Photos seem almost second nature to us, there’s not a place we can go today without being bombarded by imagery. However, there are very few that can not only take a technically awesome photograph, but they can do it risking their very life to bring the truth out in a story. As most of my followers know, I have a HUGE heart for photojournalism. It’s my ultimate passion, and one day I hope it will be my ultimate destiny, if life be so inclined to see me reach my goal.
We all know my top favorites, such as Steve McCurry, Nick Ut, etc. However, some that I have yet to mention that have always interested me, and I have followed their work a great deal is those of Chris Hondros, Tim Hetherington and Christopher Michael Brown.
Spring of 2011 these three men along with many other photojournalist and journalist alike convoyed their way through Libya. Tim, Chris and Christopher were a tight nit group, they constantly traveled together, collaborated together, and documented together, Tim often was the leader of this close group.

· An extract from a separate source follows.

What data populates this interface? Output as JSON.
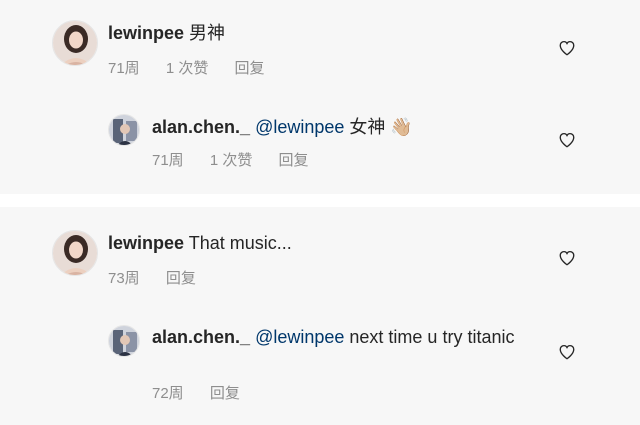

Two years ago tomorrow, they were out convoying and stopped at Misurata to photograph the scene there. During which they got spilt up due to several explosions and enemy gunfire. Two of the three men in this powerhouse group lost their lives that day on April 20, 2011; Chris Hondros and Tim Hetherington.

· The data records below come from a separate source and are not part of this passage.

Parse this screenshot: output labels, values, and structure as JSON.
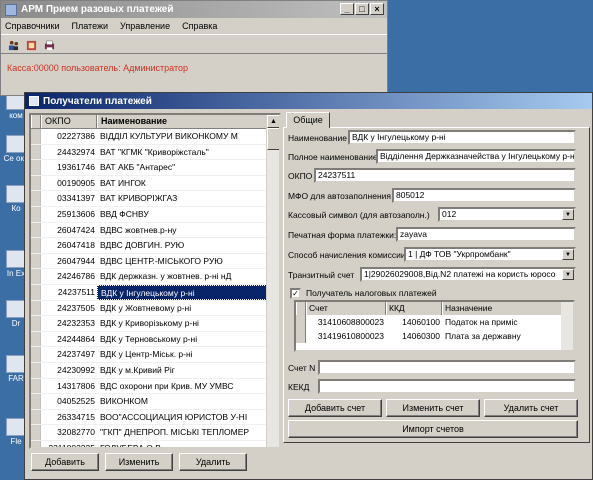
{
  "main_window": {
    "title": "АРМ Прием разовых платежей",
    "menu": [
      "Справочники",
      "Платежи",
      "Управление",
      "Справка"
    ],
    "toolbar_icons": [
      "users-icon",
      "settings-icon",
      "print-icon"
    ],
    "status": "Касса:00000 пользователь: Администратор",
    "controls": {
      "minimize": "_",
      "maximize": "□",
      "close": "×"
    }
  },
  "desktop_icons": [
    "ком",
    "Се окр",
    "Ко",
    "In Ex",
    "Dr",
    "FAR",
    "Fle"
  ],
  "payee_window": {
    "title": "Получатели платежей",
    "list": {
      "columns": [
        "ОКПО",
        "Наименование"
      ],
      "rows": [
        {
          "okpo": "02227386",
          "name": "ВІДДІЛ КУЛЬТУРИ ВИКОНКОМУ М"
        },
        {
          "okpo": "24432974",
          "name": "ВАТ \"КГМК \"Криворіжсталь\""
        },
        {
          "okpo": "19361746",
          "name": "ВАТ АКБ \"Антарес\""
        },
        {
          "okpo": "00190905",
          "name": "ВАТ ИНГОК"
        },
        {
          "okpo": "03341397",
          "name": "ВАТ КРИВОРІЖГАЗ"
        },
        {
          "okpo": "25913606",
          "name": "ВВД ФСНВУ"
        },
        {
          "okpo": "26047424",
          "name": "ВДВС жовтнев.р-ну"
        },
        {
          "okpo": "26047418",
          "name": "ВДВС ДОВГИН. РУЮ"
        },
        {
          "okpo": "26047944",
          "name": "ВДВС ЦЕНТР.-МІСЬКОГО РУЮ"
        },
        {
          "okpo": "24246786",
          "name": "ВДК держказн. у жовтнев. р-ні нД"
        },
        {
          "okpo": "24237511",
          "name": "ВДК у Інгулецькому р-ні",
          "selected": true
        },
        {
          "okpo": "24237505",
          "name": "ВДК у Жовтневому р-ні"
        },
        {
          "okpo": "24232353",
          "name": "ВДК у Криворізькому р-ні"
        },
        {
          "okpo": "24244864",
          "name": "ВДК у Терновському р-ні"
        },
        {
          "okpo": "24237497",
          "name": "ВДК у Центр-Міськ. р-ні"
        },
        {
          "okpo": "24230992",
          "name": "ВДК у м.Кривий Ріг"
        },
        {
          "okpo": "14317806",
          "name": "ВДС охорони при Крив. МУ УМВС"
        },
        {
          "okpo": "04052525",
          "name": "ВИКОНКОМ"
        },
        {
          "okpo": "26334715",
          "name": "ВОО\"АССОЦИАЦИЯ ЮРИСТОВ У-НІ"
        },
        {
          "okpo": "32082770",
          "name": "\"ГКП\" ДНЕПРОП. МІСЬКІ ТЕПЛОМЕР"
        },
        {
          "okpo": "2311803225",
          "name": "ГОЛУБЕВА О.В."
        }
      ]
    },
    "buttons": {
      "add": "Добавить",
      "edit": "Изменить",
      "delete": "Удалить"
    },
    "tab": "Общие",
    "form": {
      "short_name_label": "Наименование",
      "short_name": "ВДК у Інгулецькому р-ні",
      "full_name_label": "Полное наименование",
      "full_name": "Відділення Держказначейства у Інгулецькому р-ні",
      "okpo_label": "ОКПО",
      "okpo": "24237511",
      "mfo_label": "МФО для автозаполнения",
      "mfo": "805012",
      "cash_symbol_label": "Кассовый символ (для автозаполн.)",
      "cash_symbol": "012",
      "print_form_label": "Печатная форма платежки:",
      "print_form": "zayava",
      "commission_label": "Способ начисления комиссии",
      "commission": "1 | ДФ ТОВ \"Укрпромбанк\"",
      "transit_label": "Транзитный счет",
      "transit": "1|29026029008,Від.N2 платежі на користь юросо",
      "tax_checkbox_label": "Получатель налоговых платежей",
      "tax_checked": true
    },
    "accounts_grid": {
      "columns": [
        "Счет",
        "ККД",
        "Назначение"
      ],
      "rows": [
        {
          "account": "31410608800023",
          "kkd": "14060100",
          "purpose": "Податок на приміс"
        },
        {
          "account": "31419610800023",
          "kkd": "14060300",
          "purpose": "Плата за державну"
        }
      ]
    },
    "account_n_label": "Счет N",
    "account_n": "",
    "kekd_label": "КЕКД",
    "kekd": "",
    "account_buttons": {
      "add": "Добавить счет",
      "edit": "Изменить счет",
      "delete": "Удалить счет",
      "import": "Импорт счетов"
    }
  },
  "colors": {
    "titlebar_active": "#0a246a",
    "status_text": "#d03020",
    "desktop": "#3a6ea5",
    "selection": "#0a246a"
  }
}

I remember sitting in front of the TV late one night nursing my young son, he was 7 months old and knocked out in a milk coma. I couldn’t help but to weep. These men risked everything they had including their lives to bring the truth photographically to the public. We all know that photojournalism is sometimes a dangerous gig, but no one wakes up one morning and says, “Oh, well I shouldn’t go and photograph today, I shouldn’t do my job and photographically report these stories, because it wont matter, I’m going to die today.” No one does that. These men were fearful, they were cautious, they went with people that knew the areas, that had Intel, they went in a large enough group to be considered safe. Libya for the most part always left journalist alone to do their jobs. For whatever reason, someone felt that they were getting to close to whatever the truth was. This was the first time in Libya’s history that foreign journalist had been attacked and killed.
The costs are great and sometimes you pay the ultimate price in this gig, but I have to say I am very thankful and grateful for the men and women, like myself, who would risk it all just to get the truth told. Chris Hondros and Tim Hetherington, your legacies live on through your life’s work! You two are amazing, and your work touched my heart! I can’t say how many times I searched your pages for your uploads, or how many times I looked to see if it was one of your images on TIME, LIFE, the local Newspaper or the New York Times! You are among the very few that swallow your fear and get the job done phenomenally! So thank you for risking it all, and paying the worst price imaginable! You are truly Hero’s of our profession!
Join me in a moment of silence tomorrow at noon in memory of these two men that lost their lives, Chris Hondros, and Tim Herthington. Thank you so much.